*** Opening GIVEN DATA ***
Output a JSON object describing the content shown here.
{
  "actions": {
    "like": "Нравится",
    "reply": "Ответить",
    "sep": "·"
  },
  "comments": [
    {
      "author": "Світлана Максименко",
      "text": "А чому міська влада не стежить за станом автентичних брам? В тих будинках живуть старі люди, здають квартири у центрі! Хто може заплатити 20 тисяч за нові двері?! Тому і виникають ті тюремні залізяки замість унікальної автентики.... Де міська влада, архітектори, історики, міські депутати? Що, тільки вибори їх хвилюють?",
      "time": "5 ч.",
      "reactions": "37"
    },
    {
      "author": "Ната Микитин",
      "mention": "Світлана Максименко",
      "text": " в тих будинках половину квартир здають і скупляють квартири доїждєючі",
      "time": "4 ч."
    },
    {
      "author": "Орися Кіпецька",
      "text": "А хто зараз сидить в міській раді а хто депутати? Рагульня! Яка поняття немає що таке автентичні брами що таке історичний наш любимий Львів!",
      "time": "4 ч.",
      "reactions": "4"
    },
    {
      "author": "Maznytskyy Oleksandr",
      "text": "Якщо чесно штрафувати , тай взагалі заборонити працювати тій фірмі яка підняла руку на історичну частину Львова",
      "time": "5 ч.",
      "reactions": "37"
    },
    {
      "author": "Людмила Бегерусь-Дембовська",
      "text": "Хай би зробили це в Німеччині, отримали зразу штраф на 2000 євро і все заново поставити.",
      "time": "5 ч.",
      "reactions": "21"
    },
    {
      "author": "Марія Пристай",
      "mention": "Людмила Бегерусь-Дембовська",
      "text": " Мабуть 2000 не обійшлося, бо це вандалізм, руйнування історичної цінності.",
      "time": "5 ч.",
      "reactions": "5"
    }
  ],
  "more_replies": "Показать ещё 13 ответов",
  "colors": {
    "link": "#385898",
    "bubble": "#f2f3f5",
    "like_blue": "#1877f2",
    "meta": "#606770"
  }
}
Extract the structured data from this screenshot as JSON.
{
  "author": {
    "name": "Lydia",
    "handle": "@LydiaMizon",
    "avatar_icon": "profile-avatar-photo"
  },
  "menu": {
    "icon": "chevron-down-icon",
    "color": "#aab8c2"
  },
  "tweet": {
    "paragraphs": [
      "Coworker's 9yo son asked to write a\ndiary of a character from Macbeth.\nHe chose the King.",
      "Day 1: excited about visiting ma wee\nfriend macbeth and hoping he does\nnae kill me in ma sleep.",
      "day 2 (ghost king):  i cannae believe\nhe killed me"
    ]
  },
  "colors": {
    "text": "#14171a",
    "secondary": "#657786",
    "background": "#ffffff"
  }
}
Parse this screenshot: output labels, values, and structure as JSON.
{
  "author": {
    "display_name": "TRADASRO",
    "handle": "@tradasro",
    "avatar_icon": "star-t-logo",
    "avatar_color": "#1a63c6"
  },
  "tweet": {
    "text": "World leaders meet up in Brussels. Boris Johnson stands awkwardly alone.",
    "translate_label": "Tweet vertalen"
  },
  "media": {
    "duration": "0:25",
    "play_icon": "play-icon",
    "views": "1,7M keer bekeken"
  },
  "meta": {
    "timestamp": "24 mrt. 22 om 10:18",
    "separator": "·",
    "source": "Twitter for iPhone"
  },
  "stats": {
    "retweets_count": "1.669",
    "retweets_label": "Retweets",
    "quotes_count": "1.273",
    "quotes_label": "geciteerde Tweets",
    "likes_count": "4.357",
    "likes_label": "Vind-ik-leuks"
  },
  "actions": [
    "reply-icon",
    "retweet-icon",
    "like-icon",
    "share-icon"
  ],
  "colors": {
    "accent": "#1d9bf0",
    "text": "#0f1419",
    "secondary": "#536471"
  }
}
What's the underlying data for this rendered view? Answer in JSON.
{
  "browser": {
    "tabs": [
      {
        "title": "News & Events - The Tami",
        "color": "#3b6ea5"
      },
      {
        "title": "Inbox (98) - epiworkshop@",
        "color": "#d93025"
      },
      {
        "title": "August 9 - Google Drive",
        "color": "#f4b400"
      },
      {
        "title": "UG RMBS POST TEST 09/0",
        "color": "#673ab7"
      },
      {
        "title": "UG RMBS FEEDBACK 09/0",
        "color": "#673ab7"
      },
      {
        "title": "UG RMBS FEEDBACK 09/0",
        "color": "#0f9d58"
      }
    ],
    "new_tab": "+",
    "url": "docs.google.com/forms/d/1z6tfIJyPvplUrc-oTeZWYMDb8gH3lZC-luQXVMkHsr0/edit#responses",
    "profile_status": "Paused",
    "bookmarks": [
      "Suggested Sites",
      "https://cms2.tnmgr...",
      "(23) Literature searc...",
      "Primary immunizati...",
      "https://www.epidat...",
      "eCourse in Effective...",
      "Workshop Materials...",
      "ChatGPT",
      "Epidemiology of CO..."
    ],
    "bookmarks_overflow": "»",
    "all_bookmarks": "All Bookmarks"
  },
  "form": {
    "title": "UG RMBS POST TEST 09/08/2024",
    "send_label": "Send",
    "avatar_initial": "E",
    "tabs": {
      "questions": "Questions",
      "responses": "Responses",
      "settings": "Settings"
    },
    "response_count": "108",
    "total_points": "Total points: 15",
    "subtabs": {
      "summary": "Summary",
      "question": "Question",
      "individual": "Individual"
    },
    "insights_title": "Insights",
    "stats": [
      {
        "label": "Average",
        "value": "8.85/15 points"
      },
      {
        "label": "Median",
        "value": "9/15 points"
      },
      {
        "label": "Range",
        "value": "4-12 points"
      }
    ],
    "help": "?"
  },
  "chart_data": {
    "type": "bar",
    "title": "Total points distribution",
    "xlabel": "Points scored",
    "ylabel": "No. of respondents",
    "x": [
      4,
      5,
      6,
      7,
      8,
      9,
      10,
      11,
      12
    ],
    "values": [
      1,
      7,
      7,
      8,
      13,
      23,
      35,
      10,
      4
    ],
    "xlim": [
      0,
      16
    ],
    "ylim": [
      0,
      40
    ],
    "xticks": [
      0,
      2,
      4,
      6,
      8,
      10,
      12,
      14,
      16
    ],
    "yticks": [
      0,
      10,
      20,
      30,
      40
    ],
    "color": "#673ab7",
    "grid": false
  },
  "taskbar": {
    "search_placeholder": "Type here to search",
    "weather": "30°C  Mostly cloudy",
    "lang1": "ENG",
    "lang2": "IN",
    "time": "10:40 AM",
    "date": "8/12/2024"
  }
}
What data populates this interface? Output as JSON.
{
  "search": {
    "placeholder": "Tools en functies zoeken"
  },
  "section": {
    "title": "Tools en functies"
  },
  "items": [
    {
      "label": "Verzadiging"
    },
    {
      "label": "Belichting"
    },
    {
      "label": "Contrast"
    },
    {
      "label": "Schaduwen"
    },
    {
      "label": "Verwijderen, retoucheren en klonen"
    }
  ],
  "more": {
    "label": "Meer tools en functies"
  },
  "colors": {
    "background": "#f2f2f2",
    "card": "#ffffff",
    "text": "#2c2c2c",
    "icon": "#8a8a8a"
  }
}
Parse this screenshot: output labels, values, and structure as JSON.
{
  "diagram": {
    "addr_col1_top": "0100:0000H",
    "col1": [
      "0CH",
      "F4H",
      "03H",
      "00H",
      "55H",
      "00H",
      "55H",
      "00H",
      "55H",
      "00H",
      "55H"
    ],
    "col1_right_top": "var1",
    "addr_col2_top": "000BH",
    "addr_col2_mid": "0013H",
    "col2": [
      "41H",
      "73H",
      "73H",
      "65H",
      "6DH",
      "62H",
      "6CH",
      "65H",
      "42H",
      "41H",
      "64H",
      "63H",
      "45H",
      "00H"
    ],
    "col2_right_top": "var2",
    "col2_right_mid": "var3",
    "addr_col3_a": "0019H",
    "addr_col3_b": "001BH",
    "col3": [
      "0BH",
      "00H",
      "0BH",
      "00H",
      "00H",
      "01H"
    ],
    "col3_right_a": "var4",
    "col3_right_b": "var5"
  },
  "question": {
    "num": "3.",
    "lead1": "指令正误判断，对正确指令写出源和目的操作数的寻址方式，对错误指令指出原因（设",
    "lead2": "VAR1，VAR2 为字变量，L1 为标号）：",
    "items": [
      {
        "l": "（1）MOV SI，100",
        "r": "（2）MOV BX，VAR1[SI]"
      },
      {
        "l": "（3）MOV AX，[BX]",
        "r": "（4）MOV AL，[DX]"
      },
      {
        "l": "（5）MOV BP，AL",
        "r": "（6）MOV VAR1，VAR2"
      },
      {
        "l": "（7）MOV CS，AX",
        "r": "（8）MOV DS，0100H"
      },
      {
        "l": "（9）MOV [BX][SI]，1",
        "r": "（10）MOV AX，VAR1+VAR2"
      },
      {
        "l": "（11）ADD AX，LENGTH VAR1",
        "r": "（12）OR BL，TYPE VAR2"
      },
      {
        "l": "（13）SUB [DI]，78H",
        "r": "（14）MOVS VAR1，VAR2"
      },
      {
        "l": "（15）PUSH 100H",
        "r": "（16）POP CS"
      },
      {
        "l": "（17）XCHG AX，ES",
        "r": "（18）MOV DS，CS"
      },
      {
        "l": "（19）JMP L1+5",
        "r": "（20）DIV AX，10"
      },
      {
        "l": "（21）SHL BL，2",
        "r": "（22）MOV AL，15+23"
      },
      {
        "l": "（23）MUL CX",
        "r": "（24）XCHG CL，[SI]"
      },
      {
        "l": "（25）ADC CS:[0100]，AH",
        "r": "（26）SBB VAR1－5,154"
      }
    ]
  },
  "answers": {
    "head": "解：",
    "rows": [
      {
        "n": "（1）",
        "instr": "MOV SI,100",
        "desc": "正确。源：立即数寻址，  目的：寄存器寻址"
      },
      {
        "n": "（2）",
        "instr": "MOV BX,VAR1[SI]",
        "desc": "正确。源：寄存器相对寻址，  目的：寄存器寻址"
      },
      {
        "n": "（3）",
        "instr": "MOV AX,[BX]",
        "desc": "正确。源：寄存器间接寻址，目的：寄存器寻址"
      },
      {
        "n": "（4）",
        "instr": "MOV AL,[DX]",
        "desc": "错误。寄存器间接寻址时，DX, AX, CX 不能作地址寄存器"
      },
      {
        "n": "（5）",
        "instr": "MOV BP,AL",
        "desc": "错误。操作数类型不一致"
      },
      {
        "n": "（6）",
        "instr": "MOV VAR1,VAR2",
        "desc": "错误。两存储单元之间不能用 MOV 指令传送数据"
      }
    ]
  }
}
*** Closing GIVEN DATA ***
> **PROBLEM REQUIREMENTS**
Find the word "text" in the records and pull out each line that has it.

> **SOLUTION TO THIS TASK**
      "text": "А чому міська влада не стежить за станом автентичних брам? В тих будинках живуть старі люди, здають квартири у центрі! Хто може заплатити 20 тисяч за нові двері?! Тому і виникають ті тюремні залізяки замість унікальної автентики.... Де міська влада, архітектори, історики, міські депутати? Що, тільки вибори їх хвилюють?",
      "text": " в тих будинках половину квартир здають і скупляють квартири доїждєючі",
      "text": "А хто зараз сидить в міській раді а хто депутати? Рагульня! Яка поняття немає що таке автентичні брами що таке історичний наш любимий Львів!",
      "text": "Якщо чесно штрафувати , тай взагалі заборонити працювати тій фірмі яка підняла руку на історичну частину Львова",
      "text": "Хай би зробили це в Німеччині, отримали зразу штраф на 2000 євро і все заново поставити.",
      "text": " Мабуть 2000 не обійшлося, бо це вандалізм, руйнування історичної цінності.",
    "text": "#14171a",
    "text": "World leaders meet up in Brussels. Boris Johnson stands awkwardly alone.",
    "text": "#0f1419",
    "text": "#2c2c2c",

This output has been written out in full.